As the title suggests, after updating Windows 10 computers to 1803, users have reported slow RemoteApp sessions.
You can try disabling Remote FX, but user reports suggest this causes further issues.
The easiest fix is to copy mstsc.exe and mstscax.dll from a 1709 build and replace the files on 1803. We have confirmed this works.
This morning we awoke to screams from users not being able to login to our remote desktop servers.
KB4103727 has been released which switches a flag to protect against the CredSSP attack.
The quickest way to fix this to get your users working is to patch your domain controller with the May updates and use group policy to push out a change
You can manually add this to the registry for desktop clients
or via command line
reg add "HKLM\Software\Microsoft\Windows\CurrentVersion\Policies\System\CredSSP\Parameters" /f /v AllowEncryptionOracle /t REG_DWORD /d 2
To fix this problem, the May updates need to be installed on all servers and workstations.
There is an in-the-wild exploit for Microsoft Office. A patch has been released. This exploit has turned up on Virtus Total today.
A remote code execution vulnerability exists in Microsoft Office software when the software fails to properly handle objects in memory. An attacker who successfully exploited the vulnerability could run arbitrary code in the context of the current user. If the current user is logged on with administrative user rights, an attacker could take control of the affected system. An attacker could then install programs; view, change, or delete data; or create new accounts with full user rights. Users whose accounts are configured to have fewer user rights on the system could be less impacted than users who operate with administrative user rights.
Exploitation of the vulnerability requires that a user open a specially crafted file with an affected version of Microsoft Office software.
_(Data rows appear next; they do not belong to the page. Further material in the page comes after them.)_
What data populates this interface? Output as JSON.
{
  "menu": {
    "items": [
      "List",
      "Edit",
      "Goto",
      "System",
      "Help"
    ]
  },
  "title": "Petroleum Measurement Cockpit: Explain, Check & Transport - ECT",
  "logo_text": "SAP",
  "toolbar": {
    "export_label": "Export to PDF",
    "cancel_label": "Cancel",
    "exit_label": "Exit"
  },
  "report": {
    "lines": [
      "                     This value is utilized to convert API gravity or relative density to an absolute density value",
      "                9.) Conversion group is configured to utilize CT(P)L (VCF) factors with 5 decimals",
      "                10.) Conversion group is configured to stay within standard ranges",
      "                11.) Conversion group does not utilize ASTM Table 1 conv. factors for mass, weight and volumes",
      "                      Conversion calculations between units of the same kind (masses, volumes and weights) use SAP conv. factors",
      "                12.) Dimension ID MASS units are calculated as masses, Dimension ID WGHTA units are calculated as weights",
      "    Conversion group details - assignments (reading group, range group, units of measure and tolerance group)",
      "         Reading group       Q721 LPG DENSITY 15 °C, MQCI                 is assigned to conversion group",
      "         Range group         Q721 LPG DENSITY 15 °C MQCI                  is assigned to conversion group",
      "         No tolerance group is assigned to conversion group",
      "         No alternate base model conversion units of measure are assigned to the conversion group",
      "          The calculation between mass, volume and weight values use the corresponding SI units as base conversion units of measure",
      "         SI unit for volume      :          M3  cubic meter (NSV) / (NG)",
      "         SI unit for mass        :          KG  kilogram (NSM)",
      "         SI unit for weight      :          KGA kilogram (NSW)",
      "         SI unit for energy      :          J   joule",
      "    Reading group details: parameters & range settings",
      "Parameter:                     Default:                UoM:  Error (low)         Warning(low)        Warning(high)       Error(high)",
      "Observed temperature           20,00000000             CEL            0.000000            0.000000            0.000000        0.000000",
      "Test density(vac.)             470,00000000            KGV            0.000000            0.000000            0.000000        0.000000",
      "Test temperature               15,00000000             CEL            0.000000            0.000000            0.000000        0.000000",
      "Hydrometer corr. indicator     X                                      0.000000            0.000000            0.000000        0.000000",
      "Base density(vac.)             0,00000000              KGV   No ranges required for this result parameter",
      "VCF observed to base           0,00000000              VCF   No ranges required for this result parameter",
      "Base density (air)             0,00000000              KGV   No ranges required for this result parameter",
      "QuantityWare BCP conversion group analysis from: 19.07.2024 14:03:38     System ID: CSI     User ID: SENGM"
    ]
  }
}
In an email attack scenario, an attacker could exploit the vulnerability by sending the specially crafted file to the user and convincing the user to open the file. In a web-based attack scenario, an attacker could host a website (or leverage a compromised website that accepts or hosts user-provided content) containing a specially crafted file designed to exploit the vulnerability. An attacker would have no way to force users to visit the website. Instead, an attacker would have to convince users to click a link, typically by way of an enticement in an email or instant message, and then convince them to open the specially crafted file.